This being said, the one thing that is giving me pause on all of this is the size that is hand written on the inside of the drum. The number "8" in the size is in a handwriting that is very much like the numbers written inside of several Brown drums that I have expected. I have included pictures on the numbers inside the drum as well as the numbers from inside of one of Leo Brenan's Eli Brown drums for comparison.

The drum has been refinished, which is common for this area because we have a lot of players here in CT. The back of the tacks look aged as I would expect from a drum of its claimed age and the hoops are definitely not original.

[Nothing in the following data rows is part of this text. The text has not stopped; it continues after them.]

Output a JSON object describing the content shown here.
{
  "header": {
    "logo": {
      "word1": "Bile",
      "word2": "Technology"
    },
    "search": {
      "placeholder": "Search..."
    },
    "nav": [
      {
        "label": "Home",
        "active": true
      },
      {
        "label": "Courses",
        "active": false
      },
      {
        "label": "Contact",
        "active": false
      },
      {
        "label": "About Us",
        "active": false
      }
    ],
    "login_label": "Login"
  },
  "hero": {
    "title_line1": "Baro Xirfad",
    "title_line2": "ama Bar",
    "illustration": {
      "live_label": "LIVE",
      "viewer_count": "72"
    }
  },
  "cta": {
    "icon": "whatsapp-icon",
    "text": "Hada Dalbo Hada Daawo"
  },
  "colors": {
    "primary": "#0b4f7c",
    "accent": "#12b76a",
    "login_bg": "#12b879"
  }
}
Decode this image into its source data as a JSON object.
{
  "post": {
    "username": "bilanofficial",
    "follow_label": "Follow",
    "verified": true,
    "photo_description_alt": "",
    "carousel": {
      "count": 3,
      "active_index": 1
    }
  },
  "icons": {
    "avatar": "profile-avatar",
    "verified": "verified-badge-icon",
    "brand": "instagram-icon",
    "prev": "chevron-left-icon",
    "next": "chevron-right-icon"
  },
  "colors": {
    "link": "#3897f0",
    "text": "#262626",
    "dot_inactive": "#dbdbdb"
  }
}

Please let me know your thoughts on this when you have a moment, any insight offered would be appreciated.

Matt Alling CT Pro Percussion www.ctpropercussion.com 203-228-0488 - Phone Calfskin, it's the new plastic!!!








Possible 18th Century Militia Drum

A reader recently wrote with the following information and photos:

I am trying to identify an old drum.  I have George Neumann's book and it shows a picture of a drum almost exactly like mine on page 197.  Neumann dates the drum to 1746.  If this is a militia drum, how rare are they and what could be a ballpark value of it.  Any help would be greatly appreciated.

George Naviskas




Drum

Date: c. 1770
Dimensions: 16" high x 14 1/2" wide
About this artifact
The most important military musical instrument of the 18th century was the snare drum. It not only provided cadence, but also transmitted the basic orders to troops in camp and on the battlefield with specific beating which the soldier was trained to recognize. The drums were fashioned from wood with skin heads, catgut snares, and ropes for tension that required leather pull-down "lugs" to help tighten the heads. When marching, the common step was about 75 per minute. (Modern marching cadence is 128 steps per minute.)  Source: http://shaysrebellion.stcc.edu/shaysapp/artifact.do?shortName=drum